** Work order **
For each line below, write it out exactly as it appears.

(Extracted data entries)

• • • • • • •

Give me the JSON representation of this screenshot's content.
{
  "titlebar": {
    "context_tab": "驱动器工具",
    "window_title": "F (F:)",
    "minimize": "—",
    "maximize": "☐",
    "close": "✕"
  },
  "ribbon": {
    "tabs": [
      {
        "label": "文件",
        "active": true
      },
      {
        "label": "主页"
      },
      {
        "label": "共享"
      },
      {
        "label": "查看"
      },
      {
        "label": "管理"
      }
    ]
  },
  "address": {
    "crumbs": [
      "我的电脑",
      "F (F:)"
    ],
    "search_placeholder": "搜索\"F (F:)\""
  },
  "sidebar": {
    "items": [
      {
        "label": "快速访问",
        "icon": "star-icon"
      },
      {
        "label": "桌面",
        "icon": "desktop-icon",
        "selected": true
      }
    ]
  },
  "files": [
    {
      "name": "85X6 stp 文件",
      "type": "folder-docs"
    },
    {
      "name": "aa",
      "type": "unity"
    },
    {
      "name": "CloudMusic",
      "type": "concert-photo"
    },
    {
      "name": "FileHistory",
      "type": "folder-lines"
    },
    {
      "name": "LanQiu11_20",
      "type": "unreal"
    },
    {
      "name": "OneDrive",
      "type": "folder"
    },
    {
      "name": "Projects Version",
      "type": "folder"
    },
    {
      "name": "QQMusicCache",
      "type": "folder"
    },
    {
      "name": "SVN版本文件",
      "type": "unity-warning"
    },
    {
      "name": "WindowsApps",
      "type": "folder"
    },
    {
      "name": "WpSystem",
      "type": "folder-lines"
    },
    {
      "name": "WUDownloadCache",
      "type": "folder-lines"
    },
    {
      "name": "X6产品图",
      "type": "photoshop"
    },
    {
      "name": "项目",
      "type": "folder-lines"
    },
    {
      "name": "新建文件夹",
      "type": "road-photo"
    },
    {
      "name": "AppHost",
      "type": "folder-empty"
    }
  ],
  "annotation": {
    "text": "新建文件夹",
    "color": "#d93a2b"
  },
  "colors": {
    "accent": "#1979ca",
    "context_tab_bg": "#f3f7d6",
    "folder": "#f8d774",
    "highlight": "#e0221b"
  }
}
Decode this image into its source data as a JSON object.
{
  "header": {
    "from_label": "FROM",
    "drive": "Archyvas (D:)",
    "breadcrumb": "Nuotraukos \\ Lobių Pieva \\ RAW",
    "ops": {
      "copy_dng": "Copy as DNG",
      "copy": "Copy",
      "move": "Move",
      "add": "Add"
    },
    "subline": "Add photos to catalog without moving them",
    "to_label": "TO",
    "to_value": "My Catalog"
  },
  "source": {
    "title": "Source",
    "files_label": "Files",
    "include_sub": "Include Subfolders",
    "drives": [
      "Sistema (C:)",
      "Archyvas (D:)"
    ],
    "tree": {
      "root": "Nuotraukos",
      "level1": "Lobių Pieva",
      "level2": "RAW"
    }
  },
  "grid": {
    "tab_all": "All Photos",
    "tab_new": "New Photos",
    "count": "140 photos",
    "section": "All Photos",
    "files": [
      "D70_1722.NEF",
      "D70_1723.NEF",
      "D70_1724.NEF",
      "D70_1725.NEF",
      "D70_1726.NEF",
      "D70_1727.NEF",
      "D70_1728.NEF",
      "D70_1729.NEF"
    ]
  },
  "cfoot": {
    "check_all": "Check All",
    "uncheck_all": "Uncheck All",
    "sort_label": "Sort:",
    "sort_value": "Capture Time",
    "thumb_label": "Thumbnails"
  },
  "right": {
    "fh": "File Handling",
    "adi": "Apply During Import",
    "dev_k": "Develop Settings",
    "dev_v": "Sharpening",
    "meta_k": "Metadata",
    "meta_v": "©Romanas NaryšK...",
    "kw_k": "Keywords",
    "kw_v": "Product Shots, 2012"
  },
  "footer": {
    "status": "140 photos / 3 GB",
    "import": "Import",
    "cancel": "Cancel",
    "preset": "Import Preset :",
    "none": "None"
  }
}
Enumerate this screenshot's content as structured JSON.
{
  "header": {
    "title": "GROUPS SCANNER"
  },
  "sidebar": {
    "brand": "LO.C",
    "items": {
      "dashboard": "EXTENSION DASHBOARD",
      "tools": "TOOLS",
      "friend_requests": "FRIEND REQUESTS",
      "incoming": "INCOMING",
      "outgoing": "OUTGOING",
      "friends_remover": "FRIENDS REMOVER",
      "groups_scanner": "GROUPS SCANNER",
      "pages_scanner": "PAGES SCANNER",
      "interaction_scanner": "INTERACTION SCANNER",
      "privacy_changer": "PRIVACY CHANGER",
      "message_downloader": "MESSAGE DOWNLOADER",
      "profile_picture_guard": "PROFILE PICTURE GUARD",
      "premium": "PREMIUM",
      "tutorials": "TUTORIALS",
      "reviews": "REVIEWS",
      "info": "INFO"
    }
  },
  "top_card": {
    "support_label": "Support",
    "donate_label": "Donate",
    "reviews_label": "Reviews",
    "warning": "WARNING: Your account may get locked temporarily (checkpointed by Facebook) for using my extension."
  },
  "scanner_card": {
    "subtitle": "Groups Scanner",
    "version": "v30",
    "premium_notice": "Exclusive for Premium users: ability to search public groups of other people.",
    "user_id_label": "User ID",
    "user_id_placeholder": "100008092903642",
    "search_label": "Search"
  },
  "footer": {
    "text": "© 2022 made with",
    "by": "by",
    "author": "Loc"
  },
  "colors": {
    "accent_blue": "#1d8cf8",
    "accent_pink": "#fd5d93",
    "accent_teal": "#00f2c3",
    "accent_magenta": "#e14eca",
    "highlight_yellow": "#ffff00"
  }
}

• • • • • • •

** Task response **
Give me the JSON representation of this screenshot's content.
{
  "titlebar": {
    "context_tab": "驱动器工具",
    "window_title": "F (F:)",
    "minimize": "—",
    "maximize": "☐",
    "close": "✕"
  },
  "ribbon": {
    "tabs": [
      {
        "label": "文件",
        "active": true
      },
      {
        "label": "主页"
      },
      {
        "label": "共享"
      },
      {
        "label": "查看"
      },
      {
        "label": "管理"
      }
    ]
  },
  "address": {
    "crumbs": [
      "我的电脑",
      "F (F:)"
    ],
    "search_placeholder": "搜索\"F (F:)\""
  },
  "sidebar": {
    "items": [
      {
        "label": "快速访问",
        "icon": "star-icon"
      },
      {
        "label": "桌面",
        "icon": "desktop-icon",
        "selected": true
      }
    ]
  },
  "files": [
    {
      "name": "85X6 stp 文件",
      "type": "folder-docs"
    },
    {
      "name": "aa",
      "type": "unity"
    },
    {
      "name": "CloudMusic",
      "type": "concert-photo"
    },
    {
      "name": "FileHistory",
      "type": "folder-lines"
    },
    {
      "name": "LanQiu11_20",
      "type": "unreal"
    },
    {
      "name": "OneDrive",
      "type": "folder"
    },
    {
      "name": "Projects Version",
      "type": "folder"
    },
    {
      "name": "QQMusicCache",
      "type": "folder"
    },
    {
      "name": "SVN版本文件",
      "type": "unity-warning"
    },
    {
      "name": "WindowsApps",
      "type": "folder"
    },
    {
      "name": "WpSystem",
      "type": "folder-lines"
    },
    {
      "name": "WUDownloadCache",
      "type": "folder-lines"
    },
    {
      "name": "X6产品图",
      "type": "photoshop"
    },
    {
      "name": "项目",
      "type": "folder-lines"
    },
    {
      "name": "新建文件夹",
      "type": "road-photo"
    },
    {
      "name": "AppHost",
      "type": "folder-empty"
    }
  ],
  "annotation": {
    "text": "新建文件夹",
    "color": "#d93a2b"
  },
  "colors": {
    "accent": "#1979ca",
    "context_tab_bg": "#f3f7d6",
    "folder": "#f8d774",
    "highlight": "#e0221b"
  }
}
Decode this image into its source data as a JSON object.
{
  "header": {
    "from_label": "FROM",
    "drive": "Archyvas (D:)",
    "breadcrumb": "Nuotraukos \\ Lobių Pieva \\ RAW",
    "ops": {
      "copy_dng": "Copy as DNG",
      "copy": "Copy",
      "move": "Move",
      "add": "Add"
    },
    "subline": "Add photos to catalog without moving them",
    "to_label": "TO",
    "to_value": "My Catalog"
  },
  "source": {
    "title": "Source",
    "files_label": "Files",
    "include_sub": "Include Subfolders",
    "drives": [
      "Sistema (C:)",
      "Archyvas (D:)"
    ],
    "tree": {
      "root": "Nuotraukos",
      "level1": "Lobių Pieva",
      "level2": "RAW"
    }
  },
  "grid": {
    "tab_all": "All Photos",
    "tab_new": "New Photos",
    "count": "140 photos",
    "section": "All Photos",
    "files": [
      "D70_1722.NEF",
      "D70_1723.NEF",
      "D70_1724.NEF",
      "D70_1725.NEF",
      "D70_1726.NEF",
      "D70_1727.NEF",
      "D70_1728.NEF",
      "D70_1729.NEF"
    ]
  },
  "cfoot": {
    "check_all": "Check All",
    "uncheck_all": "Uncheck All",
    "sort_label": "Sort:",
    "sort_value": "Capture Time",
    "thumb_label": "Thumbnails"
  },
  "right": {
    "fh": "File Handling",
    "adi": "Apply During Import",
    "dev_k": "Develop Settings",
    "dev_v": "Sharpening",
    "meta_k": "Metadata",
    "meta_v": "©Romanas NaryšK...",
    "kw_k": "Keywords",
    "kw_v": "Product Shots, 2012"
  },
  "footer": {
    "status": "140 photos / 3 GB",
    "import": "Import",
    "cancel": "Cancel",
    "preset": "Import Preset :",
    "none": "None"
  }
}
Enumerate this screenshot's content as structured JSON.
{
  "header": {
    "title": "GROUPS SCANNER"
  },
  "sidebar": {
    "brand": "LO.C",
    "items": {
      "dashboard": "EXTENSION DASHBOARD",
      "tools": "TOOLS",
      "friend_requests": "FRIEND REQUESTS",
      "incoming": "INCOMING",
      "outgoing": "OUTGOING",
      "friends_remover": "FRIENDS REMOVER",
      "groups_scanner": "GROUPS SCANNER",
      "pages_scanner": "PAGES SCANNER",
      "interaction_scanner": "INTERACTION SCANNER",
      "privacy_changer": "PRIVACY CHANGER",
      "message_downloader": "MESSAGE DOWNLOADER",
      "profile_picture_guard": "PROFILE PICTURE GUARD",
      "premium": "PREMIUM",
      "tutorials": "TUTORIALS",
      "reviews": "REVIEWS",
      "info": "INFO"
    }
  },
  "top_card": {
    "support_label": "Support",
    "donate_label": "Donate",
    "reviews_label": "Reviews",
    "warning": "WARNING: Your account may get locked temporarily (checkpointed by Facebook) for using my extension."
  },
  "scanner_card": {
    "subtitle": "Groups Scanner",
    "version": "v30",
    "premium_notice": "Exclusive for Premium users: ability to search public groups of other people.",
    "user_id_label": "User ID",
    "user_id_placeholder": "100008092903642",
    "search_label": "Search"
  },
  "footer": {
    "text": "© 2022 made with",
    "by": "by",
    "author": "Loc"
  },
  "colors": {
    "accent_blue": "#1d8cf8",
    "accent_pink": "#fd5d93",
    "accent_teal": "#00f2c3",
    "accent_magenta": "#e14eca",
    "highlight_yellow": "#ffff00"
  }
}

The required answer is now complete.